Terry & Nina Cuthbertson
Planting in: Oklahoma City, OK
“I grew up in a family that always attended church. In fact, my family has a long history of being church planters.
Our family looked like the perfect family and my mom and stepdad were volunteers at every church we ever attended. Despite all this, our family had a dark secret. For nearly 8 years my stepdad abused my siblings and I. During this time my stepdad moved us constantly to hide his illegal activities and to keep us disconnected from my mom’s family.
On July 4, 1992, my stepdad came home from work in the middle of the day; he gave each one of us five dollars and told us to go into town to buy some lunch. While we were gone, he packed all his belongings into the family van and left us. I still remember all of us sitting in the living room holding our mom as she sobbed and called my grandparents to let them know what had happened.
For the next year, my mom walked 5 miles to work at a local gas station at the edge of town. We barely had enough money to buy groceries or pay rent.
Eventually the bills piled up and we could no longer afford our house, so we moved in with my grandparents. The number one rule at my grandparent’s house was if the doors of the church are open, we go.
No matter what I did, I never felt like I fit in at the church. Another problem was that nobody knew the abuse my siblings and I had gone through.
I had no outlet to express my pain, anger, and self-loathing. I decided to use art, drama, and music as a way of expressing my pain. This did not go over well in a small country church and got worse when I joined a band, pierced my ears, and dyed my hair blue.
I hated high school and going to church because I always felt like an outcast. I also was depressed because of my inability to act like a good Christian.
My senior year, I wanted to make my family proud so I applied to a Christian University in Texas. The third semester I was there, I ran out of money and could not afford to continue going.
I became bitter at the church and Christians and decided to walk away from it all. For the next two years, I began living for myself. I tried to medicate the pain I felt with drugs, alcohol, and women but only became more depressed and bitter. I was angry with God, the Church, and Christians. I felt alone.
After moving back to Oklahoma, a friend I partied with began inviting me to church. He and his girlfriend had attended twice and the church was extremely friendly to him.
He invited me by telling me they always hug him when he came into the building. He said he was worried because I seemed depressed all the time and he believed it would help if I went to this church and was hugged.
For a month, I turned down his invite. Finally, he showed up at my house and told me to get in the truck so we can go to church and get hugged. The moment I walked into the church from across the room one of the older church members saw me and quickly approached me. Without any warning, I was being hugged and welcomed to the church.
That night the message was on the prodigal son and the Holy Spirit convicted me and I gave my life to Christ. I had an encounter with Jesus’s love in such a way that it forever changed my view of who God was.
I have been drug and alcohol free for over 15 years and I have been in ministry for 13 years.

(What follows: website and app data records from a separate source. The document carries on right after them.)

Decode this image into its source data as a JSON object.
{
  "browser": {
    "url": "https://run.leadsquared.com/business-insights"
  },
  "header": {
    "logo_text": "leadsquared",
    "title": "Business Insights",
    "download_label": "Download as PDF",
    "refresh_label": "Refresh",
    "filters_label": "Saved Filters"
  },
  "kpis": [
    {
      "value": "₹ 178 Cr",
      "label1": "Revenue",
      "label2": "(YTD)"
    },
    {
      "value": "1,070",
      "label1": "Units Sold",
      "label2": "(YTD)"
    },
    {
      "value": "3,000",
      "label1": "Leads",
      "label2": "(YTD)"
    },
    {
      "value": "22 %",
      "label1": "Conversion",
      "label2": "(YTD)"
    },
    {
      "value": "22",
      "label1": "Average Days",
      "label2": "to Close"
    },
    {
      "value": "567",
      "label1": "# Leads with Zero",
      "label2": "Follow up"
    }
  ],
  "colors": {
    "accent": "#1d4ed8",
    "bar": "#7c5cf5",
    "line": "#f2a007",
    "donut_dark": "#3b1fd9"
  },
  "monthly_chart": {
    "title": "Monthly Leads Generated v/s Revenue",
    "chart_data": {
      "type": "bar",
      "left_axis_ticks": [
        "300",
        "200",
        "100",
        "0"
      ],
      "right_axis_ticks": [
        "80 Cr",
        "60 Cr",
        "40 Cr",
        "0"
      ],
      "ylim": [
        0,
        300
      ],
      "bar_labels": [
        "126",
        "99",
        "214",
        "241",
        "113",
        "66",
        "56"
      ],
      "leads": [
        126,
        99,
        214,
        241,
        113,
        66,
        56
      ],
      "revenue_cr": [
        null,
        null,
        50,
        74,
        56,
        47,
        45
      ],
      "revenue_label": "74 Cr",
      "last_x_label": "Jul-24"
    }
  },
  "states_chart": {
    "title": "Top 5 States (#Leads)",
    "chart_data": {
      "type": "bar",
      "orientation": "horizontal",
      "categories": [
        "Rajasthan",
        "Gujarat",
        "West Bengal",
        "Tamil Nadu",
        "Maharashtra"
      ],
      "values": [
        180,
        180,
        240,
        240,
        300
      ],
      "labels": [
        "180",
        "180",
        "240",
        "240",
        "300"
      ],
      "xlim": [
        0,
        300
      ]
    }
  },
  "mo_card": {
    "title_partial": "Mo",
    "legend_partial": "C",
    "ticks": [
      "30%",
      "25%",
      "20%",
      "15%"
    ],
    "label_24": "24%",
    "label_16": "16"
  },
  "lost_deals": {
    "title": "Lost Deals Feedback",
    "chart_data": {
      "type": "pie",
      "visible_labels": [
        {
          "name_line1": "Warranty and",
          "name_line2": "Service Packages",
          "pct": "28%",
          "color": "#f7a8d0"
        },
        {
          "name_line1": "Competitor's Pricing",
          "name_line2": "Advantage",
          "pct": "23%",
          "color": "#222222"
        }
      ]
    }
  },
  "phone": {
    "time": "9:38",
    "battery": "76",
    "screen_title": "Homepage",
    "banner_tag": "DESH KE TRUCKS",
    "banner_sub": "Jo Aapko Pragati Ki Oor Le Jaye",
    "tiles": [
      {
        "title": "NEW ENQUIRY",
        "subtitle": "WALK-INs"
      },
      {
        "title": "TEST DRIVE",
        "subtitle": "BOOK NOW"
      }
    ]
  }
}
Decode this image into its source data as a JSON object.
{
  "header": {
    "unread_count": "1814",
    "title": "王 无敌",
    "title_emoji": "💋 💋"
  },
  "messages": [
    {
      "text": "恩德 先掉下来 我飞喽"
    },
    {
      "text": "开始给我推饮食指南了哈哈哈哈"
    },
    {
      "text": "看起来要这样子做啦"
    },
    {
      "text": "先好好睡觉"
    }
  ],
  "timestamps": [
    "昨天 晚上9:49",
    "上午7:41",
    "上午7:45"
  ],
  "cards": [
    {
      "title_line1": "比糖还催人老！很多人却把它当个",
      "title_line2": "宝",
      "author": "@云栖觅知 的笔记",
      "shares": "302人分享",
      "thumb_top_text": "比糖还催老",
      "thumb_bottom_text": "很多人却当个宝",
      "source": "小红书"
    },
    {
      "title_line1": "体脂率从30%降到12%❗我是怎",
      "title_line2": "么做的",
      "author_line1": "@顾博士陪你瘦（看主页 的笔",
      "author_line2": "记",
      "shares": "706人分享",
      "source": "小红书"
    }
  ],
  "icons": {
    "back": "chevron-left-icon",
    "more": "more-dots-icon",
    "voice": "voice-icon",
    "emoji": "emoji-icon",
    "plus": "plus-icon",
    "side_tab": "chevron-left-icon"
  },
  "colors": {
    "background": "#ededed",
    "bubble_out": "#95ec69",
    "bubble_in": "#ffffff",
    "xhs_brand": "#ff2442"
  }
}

All of this was because one church and one person reached out and loved me right where I was.
I believe God has called me to plant a church that reaches out to those who are hurting and feel unloved… to build a community of people who actively reach out to the unlovable and the hurting. We will encourage our launch team and church to serve the community. With the revitalization process of downtown Oklahoma City, each district has monthly community events, local unique restaurants, and many small businesses. As a church, we will build connections by serving and participating with these community events.”